- **Directions for this task**: Copy out, from the entries below, each line that holds the string "emoji".

- **Dataset excerpts**:
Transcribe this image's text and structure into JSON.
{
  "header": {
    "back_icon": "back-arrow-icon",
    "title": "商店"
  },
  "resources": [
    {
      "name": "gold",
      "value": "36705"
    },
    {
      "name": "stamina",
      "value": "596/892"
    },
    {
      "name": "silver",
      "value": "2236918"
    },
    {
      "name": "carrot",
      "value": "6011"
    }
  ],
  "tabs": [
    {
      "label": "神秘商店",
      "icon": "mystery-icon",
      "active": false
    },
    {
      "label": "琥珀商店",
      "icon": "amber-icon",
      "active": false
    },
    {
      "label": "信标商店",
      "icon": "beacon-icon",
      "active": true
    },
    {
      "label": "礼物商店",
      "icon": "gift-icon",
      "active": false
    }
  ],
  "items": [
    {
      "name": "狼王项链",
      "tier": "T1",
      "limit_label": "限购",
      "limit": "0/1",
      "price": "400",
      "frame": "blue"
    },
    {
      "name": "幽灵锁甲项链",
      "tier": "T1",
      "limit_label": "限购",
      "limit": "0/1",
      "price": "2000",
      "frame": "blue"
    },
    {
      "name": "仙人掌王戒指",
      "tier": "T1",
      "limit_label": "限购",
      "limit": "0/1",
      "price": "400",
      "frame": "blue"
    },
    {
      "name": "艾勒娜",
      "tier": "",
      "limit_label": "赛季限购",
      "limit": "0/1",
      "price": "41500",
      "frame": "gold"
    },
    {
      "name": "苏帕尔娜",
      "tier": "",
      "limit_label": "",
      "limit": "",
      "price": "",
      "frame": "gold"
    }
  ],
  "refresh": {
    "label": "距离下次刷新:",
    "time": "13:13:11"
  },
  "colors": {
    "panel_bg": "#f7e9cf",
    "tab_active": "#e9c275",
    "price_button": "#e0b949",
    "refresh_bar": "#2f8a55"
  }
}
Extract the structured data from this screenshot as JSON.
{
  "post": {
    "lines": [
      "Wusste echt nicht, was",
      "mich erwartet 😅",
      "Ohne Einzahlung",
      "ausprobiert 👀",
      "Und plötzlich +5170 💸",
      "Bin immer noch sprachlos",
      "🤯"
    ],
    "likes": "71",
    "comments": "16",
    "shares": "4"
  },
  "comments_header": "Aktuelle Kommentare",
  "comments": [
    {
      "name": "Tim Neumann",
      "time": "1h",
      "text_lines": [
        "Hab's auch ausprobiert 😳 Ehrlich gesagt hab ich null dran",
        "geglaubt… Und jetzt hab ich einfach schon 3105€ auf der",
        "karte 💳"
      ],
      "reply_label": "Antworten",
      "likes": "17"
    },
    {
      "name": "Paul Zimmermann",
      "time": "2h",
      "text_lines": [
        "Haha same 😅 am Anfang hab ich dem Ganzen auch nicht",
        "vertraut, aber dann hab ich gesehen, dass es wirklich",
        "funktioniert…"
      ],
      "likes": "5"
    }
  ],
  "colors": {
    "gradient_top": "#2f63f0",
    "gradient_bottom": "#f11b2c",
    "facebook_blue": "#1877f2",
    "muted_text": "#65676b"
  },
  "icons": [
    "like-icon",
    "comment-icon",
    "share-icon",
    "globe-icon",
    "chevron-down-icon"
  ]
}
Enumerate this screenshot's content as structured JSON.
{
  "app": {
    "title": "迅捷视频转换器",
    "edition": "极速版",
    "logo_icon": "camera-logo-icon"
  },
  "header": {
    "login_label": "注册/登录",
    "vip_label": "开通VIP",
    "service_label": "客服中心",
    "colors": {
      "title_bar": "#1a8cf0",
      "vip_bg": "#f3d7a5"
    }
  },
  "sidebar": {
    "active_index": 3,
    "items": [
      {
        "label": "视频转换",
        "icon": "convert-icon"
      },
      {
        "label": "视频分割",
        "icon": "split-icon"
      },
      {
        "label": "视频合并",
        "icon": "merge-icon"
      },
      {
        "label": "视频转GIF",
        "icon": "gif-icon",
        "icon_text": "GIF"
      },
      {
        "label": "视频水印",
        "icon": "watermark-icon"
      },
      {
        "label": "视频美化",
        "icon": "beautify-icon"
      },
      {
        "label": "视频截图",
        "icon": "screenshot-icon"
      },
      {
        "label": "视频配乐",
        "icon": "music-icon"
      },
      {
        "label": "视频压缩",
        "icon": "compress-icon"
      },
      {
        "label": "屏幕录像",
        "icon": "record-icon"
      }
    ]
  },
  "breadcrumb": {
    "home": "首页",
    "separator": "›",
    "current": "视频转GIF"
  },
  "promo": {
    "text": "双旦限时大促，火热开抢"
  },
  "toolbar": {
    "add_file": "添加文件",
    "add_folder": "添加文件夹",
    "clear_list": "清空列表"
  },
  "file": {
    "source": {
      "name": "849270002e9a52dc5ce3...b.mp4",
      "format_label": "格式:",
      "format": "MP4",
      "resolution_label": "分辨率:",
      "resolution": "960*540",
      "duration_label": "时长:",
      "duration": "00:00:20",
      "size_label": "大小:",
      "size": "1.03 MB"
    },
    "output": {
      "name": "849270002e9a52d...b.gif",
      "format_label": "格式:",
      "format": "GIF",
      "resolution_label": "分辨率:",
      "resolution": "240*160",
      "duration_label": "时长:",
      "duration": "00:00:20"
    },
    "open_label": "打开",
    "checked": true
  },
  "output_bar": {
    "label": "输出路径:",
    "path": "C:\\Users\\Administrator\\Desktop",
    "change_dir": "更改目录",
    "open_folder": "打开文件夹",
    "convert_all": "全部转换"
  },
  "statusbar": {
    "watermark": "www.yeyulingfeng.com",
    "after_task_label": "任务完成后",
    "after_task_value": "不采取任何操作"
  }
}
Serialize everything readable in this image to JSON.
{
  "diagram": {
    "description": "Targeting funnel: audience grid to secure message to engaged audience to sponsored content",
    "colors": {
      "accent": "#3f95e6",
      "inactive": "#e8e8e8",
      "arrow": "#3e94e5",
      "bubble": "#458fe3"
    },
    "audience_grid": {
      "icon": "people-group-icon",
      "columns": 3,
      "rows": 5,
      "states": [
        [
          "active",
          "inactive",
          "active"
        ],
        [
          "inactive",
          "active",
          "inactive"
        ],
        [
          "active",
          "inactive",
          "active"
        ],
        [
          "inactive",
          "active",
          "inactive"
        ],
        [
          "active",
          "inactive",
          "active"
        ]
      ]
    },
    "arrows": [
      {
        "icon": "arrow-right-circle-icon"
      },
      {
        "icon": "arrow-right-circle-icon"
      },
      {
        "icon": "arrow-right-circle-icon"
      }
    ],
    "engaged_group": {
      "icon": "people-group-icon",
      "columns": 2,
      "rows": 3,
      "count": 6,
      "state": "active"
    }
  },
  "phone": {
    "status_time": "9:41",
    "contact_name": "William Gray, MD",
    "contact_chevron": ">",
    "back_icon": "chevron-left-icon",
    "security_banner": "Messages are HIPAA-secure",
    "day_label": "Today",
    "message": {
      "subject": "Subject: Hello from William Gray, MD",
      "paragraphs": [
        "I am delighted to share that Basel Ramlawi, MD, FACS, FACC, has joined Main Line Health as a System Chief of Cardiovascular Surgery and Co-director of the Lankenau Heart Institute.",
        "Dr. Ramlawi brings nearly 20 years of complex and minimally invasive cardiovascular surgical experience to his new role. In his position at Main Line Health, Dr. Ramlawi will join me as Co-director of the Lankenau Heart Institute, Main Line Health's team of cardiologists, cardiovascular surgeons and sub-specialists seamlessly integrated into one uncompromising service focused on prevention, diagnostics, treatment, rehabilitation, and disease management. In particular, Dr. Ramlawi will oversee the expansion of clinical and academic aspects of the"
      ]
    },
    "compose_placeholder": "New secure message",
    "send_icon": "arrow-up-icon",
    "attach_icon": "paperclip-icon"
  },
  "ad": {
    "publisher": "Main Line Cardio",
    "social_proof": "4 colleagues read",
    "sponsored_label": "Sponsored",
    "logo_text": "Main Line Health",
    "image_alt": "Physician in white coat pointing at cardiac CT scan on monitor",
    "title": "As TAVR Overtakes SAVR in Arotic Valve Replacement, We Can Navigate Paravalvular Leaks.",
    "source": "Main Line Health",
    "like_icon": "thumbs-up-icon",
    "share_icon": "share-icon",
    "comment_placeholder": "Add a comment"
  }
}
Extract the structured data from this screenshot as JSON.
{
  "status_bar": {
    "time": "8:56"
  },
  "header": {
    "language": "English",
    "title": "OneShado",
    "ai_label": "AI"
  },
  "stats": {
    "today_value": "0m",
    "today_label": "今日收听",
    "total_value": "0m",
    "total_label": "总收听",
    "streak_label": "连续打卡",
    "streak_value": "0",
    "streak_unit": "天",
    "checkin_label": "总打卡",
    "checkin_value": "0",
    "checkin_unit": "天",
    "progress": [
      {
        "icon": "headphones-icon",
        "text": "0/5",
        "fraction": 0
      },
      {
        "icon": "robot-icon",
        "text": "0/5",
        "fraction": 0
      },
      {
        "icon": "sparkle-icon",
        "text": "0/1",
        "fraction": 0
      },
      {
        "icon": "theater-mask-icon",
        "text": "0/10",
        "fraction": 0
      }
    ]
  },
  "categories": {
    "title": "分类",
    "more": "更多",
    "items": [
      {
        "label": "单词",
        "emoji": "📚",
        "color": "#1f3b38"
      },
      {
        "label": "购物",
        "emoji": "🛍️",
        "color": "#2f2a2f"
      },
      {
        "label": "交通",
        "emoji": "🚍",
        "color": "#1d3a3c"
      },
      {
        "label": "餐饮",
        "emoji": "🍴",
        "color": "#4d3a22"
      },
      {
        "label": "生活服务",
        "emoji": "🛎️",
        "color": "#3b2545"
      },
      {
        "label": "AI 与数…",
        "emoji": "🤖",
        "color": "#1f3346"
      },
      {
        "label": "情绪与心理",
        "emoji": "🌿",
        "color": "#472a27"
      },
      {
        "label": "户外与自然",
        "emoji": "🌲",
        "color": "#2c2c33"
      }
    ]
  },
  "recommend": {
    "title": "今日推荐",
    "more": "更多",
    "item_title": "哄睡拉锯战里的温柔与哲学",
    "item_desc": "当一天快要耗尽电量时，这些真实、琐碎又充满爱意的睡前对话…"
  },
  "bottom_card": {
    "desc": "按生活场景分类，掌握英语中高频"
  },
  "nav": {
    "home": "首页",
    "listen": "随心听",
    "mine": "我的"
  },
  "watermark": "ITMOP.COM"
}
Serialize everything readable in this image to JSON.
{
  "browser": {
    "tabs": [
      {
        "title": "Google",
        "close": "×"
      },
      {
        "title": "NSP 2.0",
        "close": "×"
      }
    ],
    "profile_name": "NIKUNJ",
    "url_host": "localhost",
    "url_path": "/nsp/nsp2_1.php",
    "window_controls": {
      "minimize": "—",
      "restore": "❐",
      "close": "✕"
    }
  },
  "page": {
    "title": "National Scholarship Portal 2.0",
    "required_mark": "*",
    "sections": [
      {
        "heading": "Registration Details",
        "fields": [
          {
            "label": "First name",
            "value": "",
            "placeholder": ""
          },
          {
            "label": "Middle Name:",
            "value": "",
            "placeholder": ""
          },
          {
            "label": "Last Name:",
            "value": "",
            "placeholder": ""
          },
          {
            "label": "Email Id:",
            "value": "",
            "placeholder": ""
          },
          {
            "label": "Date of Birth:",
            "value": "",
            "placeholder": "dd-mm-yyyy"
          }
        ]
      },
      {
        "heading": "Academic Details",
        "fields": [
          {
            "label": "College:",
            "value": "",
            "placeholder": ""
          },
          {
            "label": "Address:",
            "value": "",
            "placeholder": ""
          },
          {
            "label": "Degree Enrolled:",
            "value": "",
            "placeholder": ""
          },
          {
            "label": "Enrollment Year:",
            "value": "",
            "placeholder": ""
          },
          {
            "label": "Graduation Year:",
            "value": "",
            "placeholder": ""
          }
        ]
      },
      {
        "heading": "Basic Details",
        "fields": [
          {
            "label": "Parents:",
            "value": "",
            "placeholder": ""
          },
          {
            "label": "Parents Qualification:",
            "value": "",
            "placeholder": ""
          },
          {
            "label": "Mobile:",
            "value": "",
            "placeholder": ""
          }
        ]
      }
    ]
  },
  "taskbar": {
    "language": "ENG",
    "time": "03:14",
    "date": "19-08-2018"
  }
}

- **Problem solution**:
        "emoji": "📚",
        "emoji": "🛍️",
        "emoji": "🚍",
        "emoji": "🍴",
        "emoji": "🛎️",
        "emoji": "🤖",
        "emoji": "🌿",
        "emoji": "🌲",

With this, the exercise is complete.